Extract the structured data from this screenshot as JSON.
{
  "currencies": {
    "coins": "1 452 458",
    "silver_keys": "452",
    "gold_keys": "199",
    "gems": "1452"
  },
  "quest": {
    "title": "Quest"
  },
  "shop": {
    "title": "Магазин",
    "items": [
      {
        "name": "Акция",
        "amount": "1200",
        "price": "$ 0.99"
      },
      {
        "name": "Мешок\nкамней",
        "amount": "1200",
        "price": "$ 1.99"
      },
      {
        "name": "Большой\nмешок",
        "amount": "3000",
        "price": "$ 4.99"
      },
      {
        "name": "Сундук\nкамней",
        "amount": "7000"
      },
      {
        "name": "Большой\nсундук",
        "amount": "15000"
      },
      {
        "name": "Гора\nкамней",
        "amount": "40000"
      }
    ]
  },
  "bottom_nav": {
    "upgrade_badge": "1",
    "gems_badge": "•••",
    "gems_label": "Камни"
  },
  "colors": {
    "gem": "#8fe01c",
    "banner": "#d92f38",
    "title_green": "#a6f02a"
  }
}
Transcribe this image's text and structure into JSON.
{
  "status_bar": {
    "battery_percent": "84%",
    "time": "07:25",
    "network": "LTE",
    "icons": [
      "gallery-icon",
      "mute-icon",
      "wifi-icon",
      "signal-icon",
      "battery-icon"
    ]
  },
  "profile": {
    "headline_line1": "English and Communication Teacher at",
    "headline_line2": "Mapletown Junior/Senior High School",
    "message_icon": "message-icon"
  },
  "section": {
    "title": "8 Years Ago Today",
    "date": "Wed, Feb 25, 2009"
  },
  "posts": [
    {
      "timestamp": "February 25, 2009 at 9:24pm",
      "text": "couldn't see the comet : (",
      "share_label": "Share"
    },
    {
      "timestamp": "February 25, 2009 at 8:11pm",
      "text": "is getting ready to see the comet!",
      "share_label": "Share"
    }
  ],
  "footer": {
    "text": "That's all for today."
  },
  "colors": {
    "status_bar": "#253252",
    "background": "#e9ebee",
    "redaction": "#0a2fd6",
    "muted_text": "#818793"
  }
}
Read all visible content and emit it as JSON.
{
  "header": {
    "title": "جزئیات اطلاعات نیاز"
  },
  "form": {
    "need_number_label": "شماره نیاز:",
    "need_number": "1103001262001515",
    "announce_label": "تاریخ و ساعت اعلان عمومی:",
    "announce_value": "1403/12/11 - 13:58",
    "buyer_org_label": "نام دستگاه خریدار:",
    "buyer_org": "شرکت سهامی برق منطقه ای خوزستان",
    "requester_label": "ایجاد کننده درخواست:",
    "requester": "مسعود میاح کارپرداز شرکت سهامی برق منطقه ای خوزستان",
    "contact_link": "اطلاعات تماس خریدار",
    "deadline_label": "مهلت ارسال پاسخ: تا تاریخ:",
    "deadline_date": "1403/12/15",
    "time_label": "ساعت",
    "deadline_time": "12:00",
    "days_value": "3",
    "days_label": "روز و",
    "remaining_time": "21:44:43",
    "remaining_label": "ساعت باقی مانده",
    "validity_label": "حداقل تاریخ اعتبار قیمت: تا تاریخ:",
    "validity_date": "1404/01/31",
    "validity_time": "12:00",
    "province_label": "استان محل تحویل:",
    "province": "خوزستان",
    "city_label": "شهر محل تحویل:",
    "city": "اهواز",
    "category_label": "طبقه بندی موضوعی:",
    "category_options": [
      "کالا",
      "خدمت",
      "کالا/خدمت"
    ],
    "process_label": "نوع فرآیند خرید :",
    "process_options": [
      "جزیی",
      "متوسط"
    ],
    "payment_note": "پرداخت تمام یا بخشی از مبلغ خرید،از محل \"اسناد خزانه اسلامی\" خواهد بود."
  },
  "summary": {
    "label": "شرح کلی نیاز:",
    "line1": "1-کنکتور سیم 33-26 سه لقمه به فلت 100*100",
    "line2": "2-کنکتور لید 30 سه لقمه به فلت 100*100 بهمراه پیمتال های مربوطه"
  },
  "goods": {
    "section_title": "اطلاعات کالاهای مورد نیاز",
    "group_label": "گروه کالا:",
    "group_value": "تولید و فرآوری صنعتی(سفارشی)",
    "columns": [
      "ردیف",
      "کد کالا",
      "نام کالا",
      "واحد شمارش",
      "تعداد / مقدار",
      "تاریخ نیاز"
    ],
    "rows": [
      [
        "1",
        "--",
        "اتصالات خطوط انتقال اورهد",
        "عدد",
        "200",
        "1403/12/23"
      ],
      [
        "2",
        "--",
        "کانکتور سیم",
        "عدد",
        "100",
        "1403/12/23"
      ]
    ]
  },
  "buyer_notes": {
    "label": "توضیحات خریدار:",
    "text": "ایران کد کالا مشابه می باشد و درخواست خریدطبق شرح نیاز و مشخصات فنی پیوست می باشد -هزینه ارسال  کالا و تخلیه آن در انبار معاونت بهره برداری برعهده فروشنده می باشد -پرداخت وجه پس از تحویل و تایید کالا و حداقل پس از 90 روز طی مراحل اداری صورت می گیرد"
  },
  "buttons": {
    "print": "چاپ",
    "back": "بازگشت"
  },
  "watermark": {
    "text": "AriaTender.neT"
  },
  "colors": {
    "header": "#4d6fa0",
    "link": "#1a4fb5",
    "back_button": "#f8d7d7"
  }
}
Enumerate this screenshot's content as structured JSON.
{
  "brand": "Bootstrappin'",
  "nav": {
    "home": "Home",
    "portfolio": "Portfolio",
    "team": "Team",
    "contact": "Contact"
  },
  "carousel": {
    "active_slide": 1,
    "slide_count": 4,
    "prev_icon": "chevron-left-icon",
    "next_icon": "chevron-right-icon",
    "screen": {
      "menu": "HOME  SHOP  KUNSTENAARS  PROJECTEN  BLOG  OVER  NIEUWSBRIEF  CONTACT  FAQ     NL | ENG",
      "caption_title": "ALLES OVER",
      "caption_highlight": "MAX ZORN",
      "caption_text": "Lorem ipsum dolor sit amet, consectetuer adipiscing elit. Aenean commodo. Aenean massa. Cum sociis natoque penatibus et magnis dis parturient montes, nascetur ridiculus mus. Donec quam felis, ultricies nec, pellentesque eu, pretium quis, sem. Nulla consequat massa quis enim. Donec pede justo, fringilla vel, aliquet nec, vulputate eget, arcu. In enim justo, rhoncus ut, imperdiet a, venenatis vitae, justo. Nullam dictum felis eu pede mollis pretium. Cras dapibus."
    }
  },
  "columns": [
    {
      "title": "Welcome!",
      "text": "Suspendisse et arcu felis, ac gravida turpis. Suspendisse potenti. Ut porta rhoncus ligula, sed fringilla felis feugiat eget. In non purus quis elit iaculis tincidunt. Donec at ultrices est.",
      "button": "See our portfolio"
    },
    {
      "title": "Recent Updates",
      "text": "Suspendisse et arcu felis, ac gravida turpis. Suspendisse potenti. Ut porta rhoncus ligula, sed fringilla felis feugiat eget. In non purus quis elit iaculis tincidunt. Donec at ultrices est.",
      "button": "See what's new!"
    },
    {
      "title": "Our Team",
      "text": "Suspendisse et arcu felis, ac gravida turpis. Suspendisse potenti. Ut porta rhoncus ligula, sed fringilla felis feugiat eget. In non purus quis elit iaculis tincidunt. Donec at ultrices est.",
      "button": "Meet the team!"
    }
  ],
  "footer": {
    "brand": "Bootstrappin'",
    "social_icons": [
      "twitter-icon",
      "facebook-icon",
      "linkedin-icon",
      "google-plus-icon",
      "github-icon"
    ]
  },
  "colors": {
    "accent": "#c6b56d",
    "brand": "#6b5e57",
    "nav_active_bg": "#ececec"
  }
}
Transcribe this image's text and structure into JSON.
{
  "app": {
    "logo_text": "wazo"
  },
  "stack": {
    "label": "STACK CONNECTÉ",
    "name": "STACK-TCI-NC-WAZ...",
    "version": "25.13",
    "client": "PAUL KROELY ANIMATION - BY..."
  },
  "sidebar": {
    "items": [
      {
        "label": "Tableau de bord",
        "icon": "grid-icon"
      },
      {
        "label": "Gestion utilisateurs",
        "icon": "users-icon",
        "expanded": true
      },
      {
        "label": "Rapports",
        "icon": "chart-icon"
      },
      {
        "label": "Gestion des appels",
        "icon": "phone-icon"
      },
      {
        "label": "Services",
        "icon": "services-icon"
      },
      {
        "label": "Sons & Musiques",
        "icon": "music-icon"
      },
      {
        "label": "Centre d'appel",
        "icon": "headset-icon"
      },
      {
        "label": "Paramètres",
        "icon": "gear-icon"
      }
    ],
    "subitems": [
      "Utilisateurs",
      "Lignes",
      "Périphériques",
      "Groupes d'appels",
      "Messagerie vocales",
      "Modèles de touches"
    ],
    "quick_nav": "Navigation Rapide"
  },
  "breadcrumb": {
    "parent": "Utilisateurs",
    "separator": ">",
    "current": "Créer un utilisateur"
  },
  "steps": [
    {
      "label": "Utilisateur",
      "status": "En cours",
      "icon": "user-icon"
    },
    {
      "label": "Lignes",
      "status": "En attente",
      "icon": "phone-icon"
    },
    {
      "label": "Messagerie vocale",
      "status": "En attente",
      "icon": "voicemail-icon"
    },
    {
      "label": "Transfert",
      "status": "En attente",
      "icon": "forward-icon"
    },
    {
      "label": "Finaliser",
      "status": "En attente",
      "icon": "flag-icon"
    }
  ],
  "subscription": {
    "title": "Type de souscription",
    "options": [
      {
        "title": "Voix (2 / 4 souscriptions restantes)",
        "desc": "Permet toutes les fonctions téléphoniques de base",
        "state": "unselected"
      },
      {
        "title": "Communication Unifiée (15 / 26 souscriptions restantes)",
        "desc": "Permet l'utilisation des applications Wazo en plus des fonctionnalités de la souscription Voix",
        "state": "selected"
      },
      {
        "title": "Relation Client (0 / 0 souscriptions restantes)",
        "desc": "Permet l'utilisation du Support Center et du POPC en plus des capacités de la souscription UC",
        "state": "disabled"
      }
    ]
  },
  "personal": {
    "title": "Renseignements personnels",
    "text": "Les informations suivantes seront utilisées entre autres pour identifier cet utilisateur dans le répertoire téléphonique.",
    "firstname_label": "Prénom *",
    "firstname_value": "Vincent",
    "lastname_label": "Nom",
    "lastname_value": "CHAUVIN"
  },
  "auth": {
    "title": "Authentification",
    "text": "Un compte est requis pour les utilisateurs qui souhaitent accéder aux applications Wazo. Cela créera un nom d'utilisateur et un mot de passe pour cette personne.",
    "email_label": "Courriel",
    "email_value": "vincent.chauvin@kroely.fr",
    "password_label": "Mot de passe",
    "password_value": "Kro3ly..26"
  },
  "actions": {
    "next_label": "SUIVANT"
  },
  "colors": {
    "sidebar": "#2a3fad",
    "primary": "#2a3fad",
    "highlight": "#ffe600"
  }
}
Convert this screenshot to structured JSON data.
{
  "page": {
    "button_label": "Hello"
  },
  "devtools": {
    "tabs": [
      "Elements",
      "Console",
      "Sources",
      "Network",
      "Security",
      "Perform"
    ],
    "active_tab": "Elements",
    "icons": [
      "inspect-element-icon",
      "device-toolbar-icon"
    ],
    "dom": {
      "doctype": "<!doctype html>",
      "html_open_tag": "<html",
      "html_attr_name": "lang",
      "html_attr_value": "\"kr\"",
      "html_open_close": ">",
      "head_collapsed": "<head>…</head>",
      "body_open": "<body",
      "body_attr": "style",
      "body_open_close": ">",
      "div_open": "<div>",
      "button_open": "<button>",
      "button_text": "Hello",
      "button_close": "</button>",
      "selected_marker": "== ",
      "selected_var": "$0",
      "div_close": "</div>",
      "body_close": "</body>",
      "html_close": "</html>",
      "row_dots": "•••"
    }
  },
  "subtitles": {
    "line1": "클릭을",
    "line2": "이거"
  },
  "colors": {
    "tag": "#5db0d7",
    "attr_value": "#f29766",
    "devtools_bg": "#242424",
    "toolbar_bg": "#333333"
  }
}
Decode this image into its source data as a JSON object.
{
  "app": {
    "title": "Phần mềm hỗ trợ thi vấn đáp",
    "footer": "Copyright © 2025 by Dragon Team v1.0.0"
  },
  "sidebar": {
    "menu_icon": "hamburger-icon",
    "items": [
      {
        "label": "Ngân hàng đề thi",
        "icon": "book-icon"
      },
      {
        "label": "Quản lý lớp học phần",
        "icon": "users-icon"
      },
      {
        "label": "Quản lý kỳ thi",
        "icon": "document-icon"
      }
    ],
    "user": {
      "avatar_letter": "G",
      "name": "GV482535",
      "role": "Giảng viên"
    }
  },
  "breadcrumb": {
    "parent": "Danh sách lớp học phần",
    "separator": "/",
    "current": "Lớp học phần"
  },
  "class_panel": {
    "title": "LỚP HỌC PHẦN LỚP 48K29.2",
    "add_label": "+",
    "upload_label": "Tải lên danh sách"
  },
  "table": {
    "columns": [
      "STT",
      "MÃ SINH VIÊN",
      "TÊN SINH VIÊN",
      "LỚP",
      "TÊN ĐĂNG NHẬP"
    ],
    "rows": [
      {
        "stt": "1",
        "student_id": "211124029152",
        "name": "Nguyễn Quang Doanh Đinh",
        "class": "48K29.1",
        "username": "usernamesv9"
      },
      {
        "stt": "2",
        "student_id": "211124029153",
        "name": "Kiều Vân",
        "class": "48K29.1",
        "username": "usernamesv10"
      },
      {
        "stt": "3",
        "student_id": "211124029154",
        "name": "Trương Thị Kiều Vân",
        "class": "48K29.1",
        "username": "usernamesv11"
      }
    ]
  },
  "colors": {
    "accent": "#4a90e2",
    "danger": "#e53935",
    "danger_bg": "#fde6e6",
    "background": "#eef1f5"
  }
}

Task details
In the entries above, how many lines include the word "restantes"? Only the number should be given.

Result of this task
3